Directions:
In the listing below, count the lines containing the string "JSON". Reply with that number only.

Supplied records:
▬▬▬

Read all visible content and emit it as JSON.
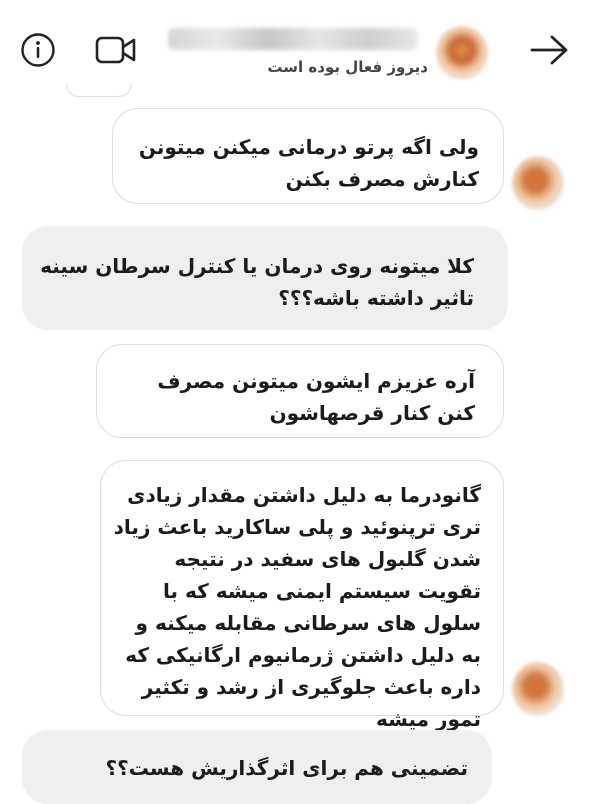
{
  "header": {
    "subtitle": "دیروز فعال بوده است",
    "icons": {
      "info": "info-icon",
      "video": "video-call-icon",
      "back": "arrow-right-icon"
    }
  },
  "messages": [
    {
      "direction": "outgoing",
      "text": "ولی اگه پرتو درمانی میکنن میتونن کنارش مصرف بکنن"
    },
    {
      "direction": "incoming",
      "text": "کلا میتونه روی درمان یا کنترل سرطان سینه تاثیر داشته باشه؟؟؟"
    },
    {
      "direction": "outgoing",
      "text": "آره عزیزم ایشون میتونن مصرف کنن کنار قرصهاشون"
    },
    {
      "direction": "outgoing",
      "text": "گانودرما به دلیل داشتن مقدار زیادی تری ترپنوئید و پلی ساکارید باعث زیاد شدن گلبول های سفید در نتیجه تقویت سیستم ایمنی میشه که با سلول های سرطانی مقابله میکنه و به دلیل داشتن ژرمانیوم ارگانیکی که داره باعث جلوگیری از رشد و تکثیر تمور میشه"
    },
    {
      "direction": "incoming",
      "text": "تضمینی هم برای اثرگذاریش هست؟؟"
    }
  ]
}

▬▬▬

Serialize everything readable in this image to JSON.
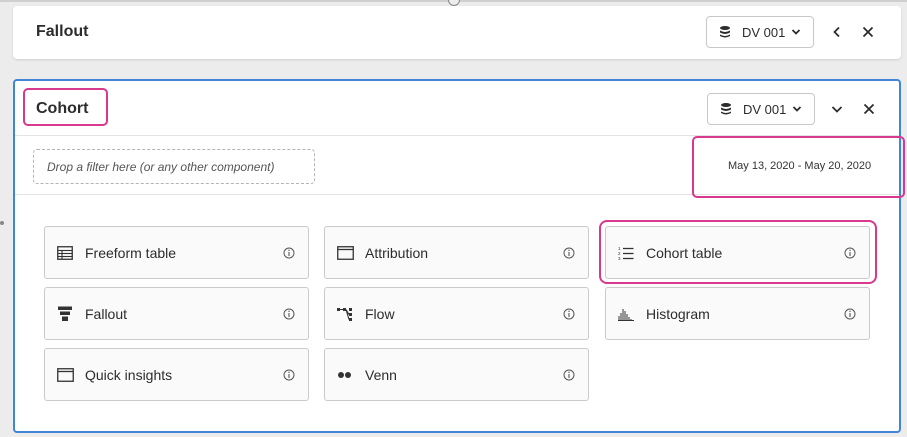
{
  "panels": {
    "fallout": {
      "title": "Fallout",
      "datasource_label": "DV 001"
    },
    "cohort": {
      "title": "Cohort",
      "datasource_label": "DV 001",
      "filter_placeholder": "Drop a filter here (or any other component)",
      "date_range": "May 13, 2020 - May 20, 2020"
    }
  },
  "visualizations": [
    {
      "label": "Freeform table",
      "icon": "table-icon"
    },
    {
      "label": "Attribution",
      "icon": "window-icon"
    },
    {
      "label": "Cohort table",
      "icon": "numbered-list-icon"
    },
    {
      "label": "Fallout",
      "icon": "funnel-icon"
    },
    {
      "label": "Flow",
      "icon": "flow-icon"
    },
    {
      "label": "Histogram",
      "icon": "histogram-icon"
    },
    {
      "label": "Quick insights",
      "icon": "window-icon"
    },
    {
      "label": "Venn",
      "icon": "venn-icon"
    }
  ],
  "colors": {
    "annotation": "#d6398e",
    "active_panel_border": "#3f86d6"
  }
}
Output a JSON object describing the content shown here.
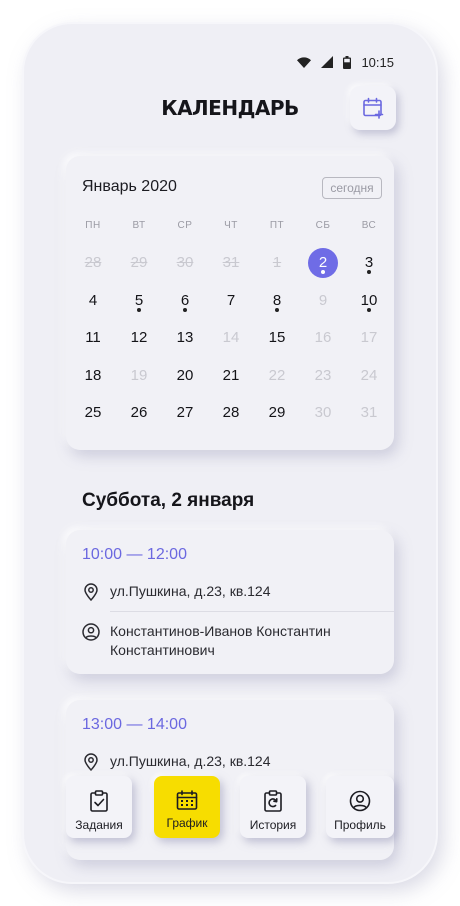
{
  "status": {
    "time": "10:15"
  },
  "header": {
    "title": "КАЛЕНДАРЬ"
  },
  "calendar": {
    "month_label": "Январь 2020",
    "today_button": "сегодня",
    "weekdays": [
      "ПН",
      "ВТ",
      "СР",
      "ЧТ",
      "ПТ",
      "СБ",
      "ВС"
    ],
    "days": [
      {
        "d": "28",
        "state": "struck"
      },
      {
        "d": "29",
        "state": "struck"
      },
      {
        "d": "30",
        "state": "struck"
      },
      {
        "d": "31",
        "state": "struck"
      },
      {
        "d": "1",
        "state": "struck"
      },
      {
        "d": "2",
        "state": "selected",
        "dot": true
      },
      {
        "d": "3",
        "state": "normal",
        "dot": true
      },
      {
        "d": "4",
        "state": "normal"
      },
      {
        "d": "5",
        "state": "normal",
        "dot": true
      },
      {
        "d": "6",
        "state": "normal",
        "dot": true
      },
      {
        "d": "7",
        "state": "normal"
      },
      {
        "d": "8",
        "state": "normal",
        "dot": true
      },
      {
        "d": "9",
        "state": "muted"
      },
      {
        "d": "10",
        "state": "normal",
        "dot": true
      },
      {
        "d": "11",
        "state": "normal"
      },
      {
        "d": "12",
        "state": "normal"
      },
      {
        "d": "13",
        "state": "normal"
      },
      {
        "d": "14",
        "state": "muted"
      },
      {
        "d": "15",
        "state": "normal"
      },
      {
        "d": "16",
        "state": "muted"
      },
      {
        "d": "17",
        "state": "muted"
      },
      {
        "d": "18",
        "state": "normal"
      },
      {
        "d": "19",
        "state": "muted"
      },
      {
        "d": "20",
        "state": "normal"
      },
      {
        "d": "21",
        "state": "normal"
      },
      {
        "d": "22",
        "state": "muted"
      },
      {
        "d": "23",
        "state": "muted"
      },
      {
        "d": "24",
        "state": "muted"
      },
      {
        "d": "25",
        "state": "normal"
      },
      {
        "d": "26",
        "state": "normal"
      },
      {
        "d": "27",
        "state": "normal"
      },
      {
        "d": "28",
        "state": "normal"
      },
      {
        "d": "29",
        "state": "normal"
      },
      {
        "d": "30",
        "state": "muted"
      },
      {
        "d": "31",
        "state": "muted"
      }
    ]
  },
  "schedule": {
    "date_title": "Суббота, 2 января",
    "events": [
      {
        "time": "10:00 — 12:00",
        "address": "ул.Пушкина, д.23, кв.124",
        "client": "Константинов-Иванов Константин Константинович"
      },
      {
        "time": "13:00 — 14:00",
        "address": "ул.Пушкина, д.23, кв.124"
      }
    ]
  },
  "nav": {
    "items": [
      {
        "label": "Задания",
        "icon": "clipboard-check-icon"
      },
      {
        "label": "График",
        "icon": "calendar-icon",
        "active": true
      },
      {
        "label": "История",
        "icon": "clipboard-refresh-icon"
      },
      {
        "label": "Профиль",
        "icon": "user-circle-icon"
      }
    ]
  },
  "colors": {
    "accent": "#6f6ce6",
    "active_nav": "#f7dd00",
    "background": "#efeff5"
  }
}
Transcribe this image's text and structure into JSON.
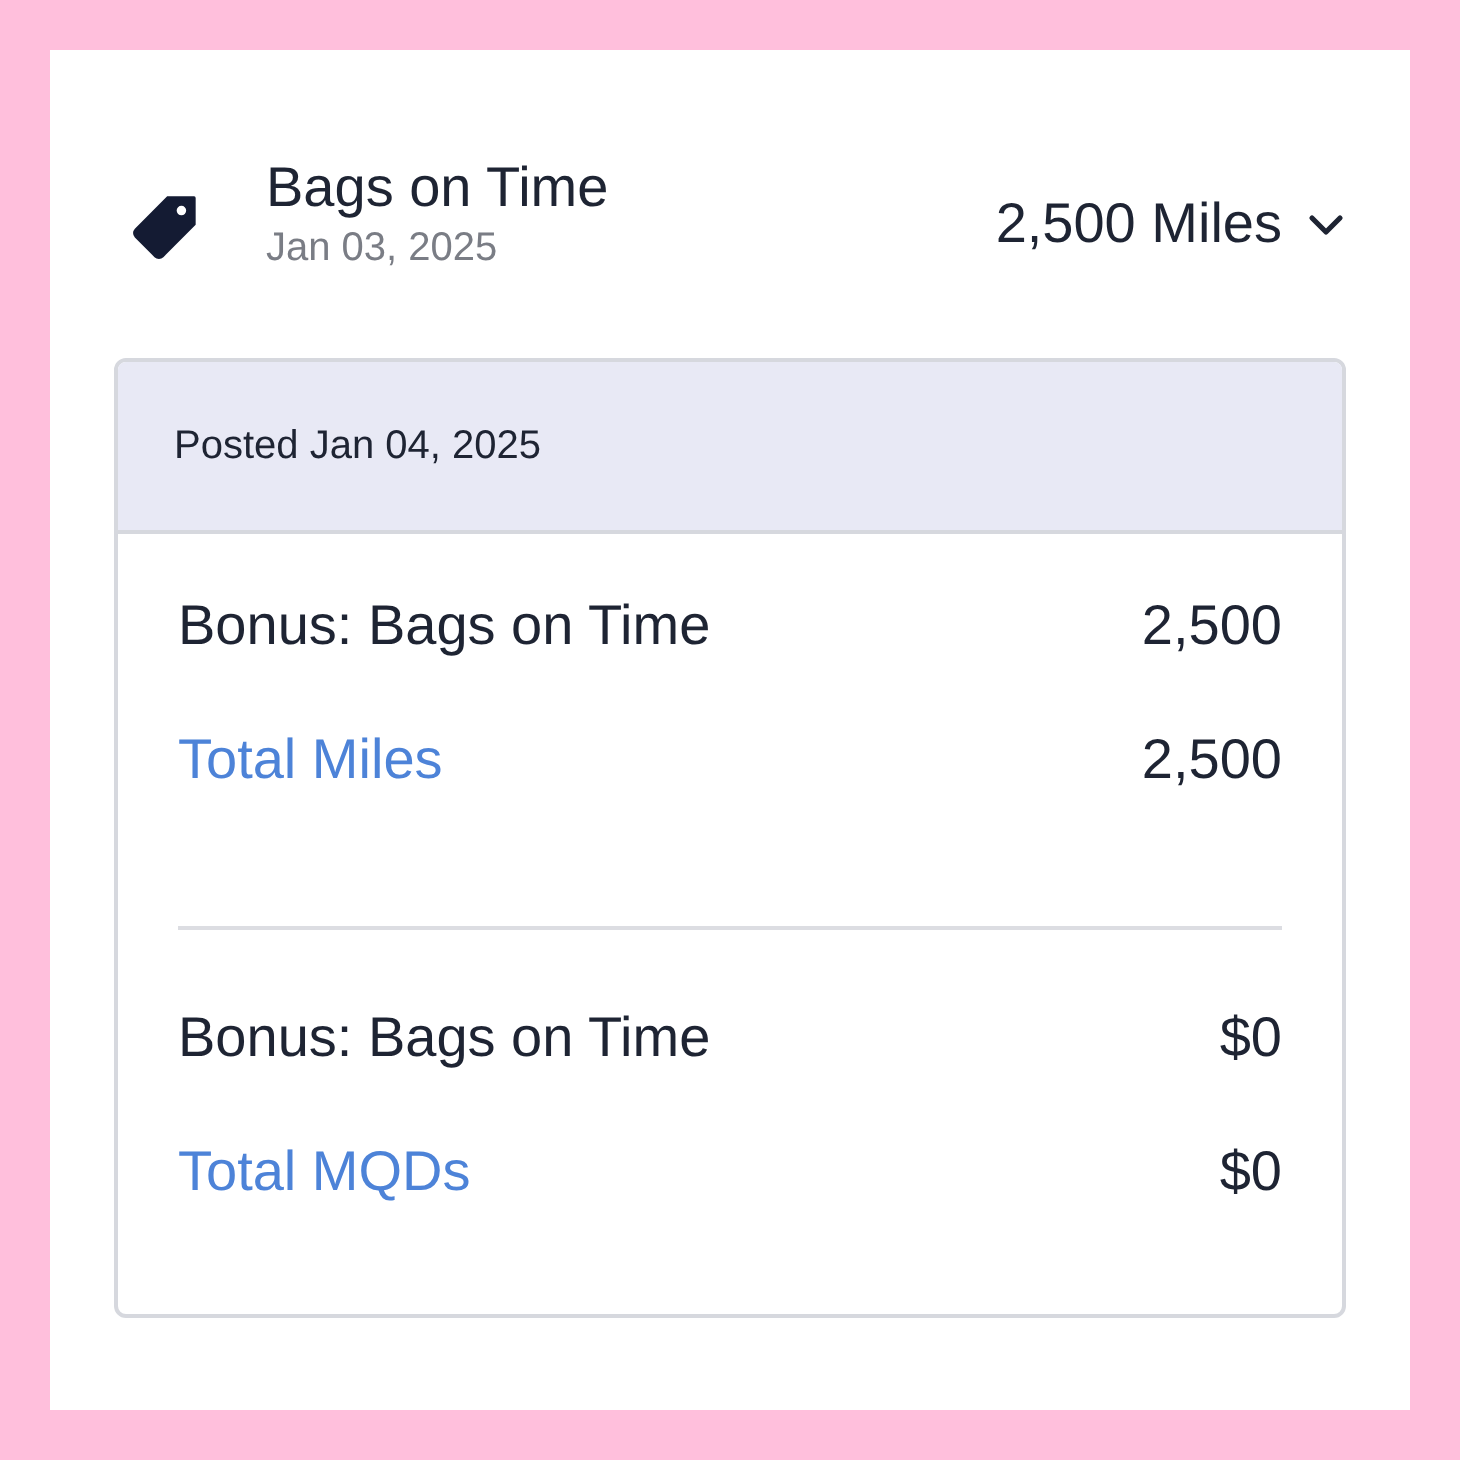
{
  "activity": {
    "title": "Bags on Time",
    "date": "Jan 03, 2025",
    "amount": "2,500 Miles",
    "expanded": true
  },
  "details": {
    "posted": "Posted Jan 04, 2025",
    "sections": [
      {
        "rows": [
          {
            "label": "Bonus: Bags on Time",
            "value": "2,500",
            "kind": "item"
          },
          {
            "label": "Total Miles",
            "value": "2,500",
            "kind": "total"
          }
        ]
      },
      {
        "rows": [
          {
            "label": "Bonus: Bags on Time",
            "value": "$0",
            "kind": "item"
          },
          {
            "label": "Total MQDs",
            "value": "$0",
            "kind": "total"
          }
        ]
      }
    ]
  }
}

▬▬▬

Answer box:
4